This teaching approach focuses on the analysis and study of grammatical rules of the TL using the mother tongue as the instruction and analysis language
This teaching approach focuses on the analysis and study of grammatical rules of the TL using the mother tongue as the instruction and analysis language. Moreover, grammatical rules are always explained and given with illustrations. As for vocabulary is provided in lists separated from any context. Content, according to this method, is not given enough value to ensure any communicative function. It can be argued that linguistic tasks require an adequate knowledge of the grammatical rules in addition to communicative utterances. As for language acquisition, children subconsciously acquire language without having to study the grammatical rules which cannot be used alone to produce proper speaking or writing. This method was used to develop the ability to read literature and the learners’ general mental discipline. The grammar-translation method of teaching was used in the 1500s to teach Latin. The native language is used as means of teaching and communication in grammar-translation classes. It may seem to be a boring method but it can be argued that a great number of people have learned foreign languages using this method without direct communication with the native speakers of the target languages which happened in the former Soviet Union.

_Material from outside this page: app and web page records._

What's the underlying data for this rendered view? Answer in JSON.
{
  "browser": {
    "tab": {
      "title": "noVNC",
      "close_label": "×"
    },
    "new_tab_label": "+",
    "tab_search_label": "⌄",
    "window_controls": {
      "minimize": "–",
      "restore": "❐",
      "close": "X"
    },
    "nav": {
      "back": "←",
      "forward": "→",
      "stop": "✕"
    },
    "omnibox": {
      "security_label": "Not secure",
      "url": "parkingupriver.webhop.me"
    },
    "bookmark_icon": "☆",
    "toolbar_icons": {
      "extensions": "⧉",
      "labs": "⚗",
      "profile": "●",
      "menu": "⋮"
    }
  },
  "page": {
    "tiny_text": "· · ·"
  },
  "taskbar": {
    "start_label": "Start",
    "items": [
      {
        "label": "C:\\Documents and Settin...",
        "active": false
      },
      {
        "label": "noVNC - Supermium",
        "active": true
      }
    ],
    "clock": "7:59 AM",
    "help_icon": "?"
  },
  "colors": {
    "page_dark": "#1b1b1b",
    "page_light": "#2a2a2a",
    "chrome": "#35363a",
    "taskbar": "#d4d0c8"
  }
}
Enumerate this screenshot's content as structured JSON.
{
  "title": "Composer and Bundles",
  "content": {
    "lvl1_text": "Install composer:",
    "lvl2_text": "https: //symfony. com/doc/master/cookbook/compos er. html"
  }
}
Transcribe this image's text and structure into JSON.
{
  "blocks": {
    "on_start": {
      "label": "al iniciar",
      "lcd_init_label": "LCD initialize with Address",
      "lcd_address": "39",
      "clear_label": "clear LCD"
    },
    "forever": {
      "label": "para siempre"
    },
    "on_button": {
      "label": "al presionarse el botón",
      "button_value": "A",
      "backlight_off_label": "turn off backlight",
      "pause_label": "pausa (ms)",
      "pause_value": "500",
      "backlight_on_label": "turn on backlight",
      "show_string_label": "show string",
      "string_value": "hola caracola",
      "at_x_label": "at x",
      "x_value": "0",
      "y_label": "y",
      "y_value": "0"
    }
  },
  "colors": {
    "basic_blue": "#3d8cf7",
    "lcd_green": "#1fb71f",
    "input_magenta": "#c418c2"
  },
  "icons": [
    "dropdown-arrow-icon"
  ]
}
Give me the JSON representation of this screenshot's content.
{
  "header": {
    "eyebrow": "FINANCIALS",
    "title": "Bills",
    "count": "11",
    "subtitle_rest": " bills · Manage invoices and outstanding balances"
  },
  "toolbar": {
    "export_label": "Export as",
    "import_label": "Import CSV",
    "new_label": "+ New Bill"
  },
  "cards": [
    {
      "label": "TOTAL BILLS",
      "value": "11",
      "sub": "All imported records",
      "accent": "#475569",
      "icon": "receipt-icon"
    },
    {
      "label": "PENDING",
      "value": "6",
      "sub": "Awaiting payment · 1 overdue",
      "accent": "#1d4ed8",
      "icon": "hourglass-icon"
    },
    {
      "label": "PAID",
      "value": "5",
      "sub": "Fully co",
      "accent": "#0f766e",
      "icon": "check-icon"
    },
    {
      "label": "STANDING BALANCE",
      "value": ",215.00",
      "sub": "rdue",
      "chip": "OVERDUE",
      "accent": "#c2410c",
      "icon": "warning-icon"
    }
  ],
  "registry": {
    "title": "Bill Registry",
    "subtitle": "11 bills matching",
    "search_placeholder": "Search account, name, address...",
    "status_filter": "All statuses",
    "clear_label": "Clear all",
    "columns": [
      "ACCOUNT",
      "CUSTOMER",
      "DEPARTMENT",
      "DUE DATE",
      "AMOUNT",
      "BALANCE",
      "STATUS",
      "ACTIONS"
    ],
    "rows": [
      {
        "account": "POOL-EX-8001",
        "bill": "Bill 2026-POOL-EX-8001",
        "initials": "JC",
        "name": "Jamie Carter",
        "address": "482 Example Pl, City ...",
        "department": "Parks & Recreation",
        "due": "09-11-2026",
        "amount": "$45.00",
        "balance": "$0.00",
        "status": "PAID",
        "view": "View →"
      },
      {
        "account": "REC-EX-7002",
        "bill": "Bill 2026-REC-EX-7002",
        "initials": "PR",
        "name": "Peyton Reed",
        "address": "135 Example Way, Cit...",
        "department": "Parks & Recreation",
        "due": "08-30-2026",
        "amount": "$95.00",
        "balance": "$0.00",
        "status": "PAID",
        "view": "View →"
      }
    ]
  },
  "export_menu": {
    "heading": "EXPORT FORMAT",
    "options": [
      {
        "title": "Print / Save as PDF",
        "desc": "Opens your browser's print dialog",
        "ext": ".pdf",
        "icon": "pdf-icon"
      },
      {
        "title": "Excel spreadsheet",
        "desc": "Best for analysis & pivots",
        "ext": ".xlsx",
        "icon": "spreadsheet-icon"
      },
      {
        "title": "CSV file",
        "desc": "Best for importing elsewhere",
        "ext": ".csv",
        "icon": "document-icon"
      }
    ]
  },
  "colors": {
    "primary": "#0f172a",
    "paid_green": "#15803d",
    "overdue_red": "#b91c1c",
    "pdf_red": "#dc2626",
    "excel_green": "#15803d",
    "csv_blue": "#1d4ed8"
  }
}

Some learners positively respond to the grammar-translation method for the sake of simple objectives and clear sense of achievement. Other learners also go for the feeling of the mother tongue safety. Such learners refer to the grammatical structures and rules using the mother tongue equivalents. To build their communicative skills, learners use the grammatical knowledge as essential foundation. On the other hand, many learners find it boring and the non-communicative nature of this approach weakens the comprehensive skills of the learners. Currently, the grammar-translation method of teaching is not very common, in spite of the fact that it is adopted in different way at some places round the world. Jack Richards and Theodore Rogers stated in their 2001 book, Approaches and Methods in Language Teaching, that this method is adopted in some countries yet many scholars abandoned it.
When teachers started teaching modern languages in Europe in the 18th and 19th centuries, they adopted the grammar-translation method the same way it was adopted for Latin. In this methodology, translation is essential in the process of teaching so that in drills, students translate disconnected sentences from the TL into their mother tongue.
The target language is not used actively for communication in class and students are not exposed to the TL. Thus, there is no listening ,speaking or pronunciation practices. The main concern is on translation, reading and writing rather than other skills like listening and speaking. As a result, reading and writing might be developed on the expense of other skills that are needed for holding the simplest form of dialogues or everyday conversation.
Pros and Cons
This method is described as rigid, dull and boring by many educational scholars because it neglects creativity and students are left with very superficial and weak knowledge of the communicative language.
Yet, hybrid forms of this method are still adopted in different parts of the world where students seek translating texts from the TL into the mother tongue and vice versa. Furthermore, it is assumed essential for learners, mostly ESL students, to study grammar. According to this method, instruction supports students with the rules of arranging words in addition to the form and variation of words.
Communicative language Teaching
The Communicative Method of Teaching is also known as Communicative Language Teaching (CLT). It was prominent during the 1970s and 1980s when the European Common Market opened and there was a growing plea for language learning. Besides, foreign languages started to be taught in secondary and high schools.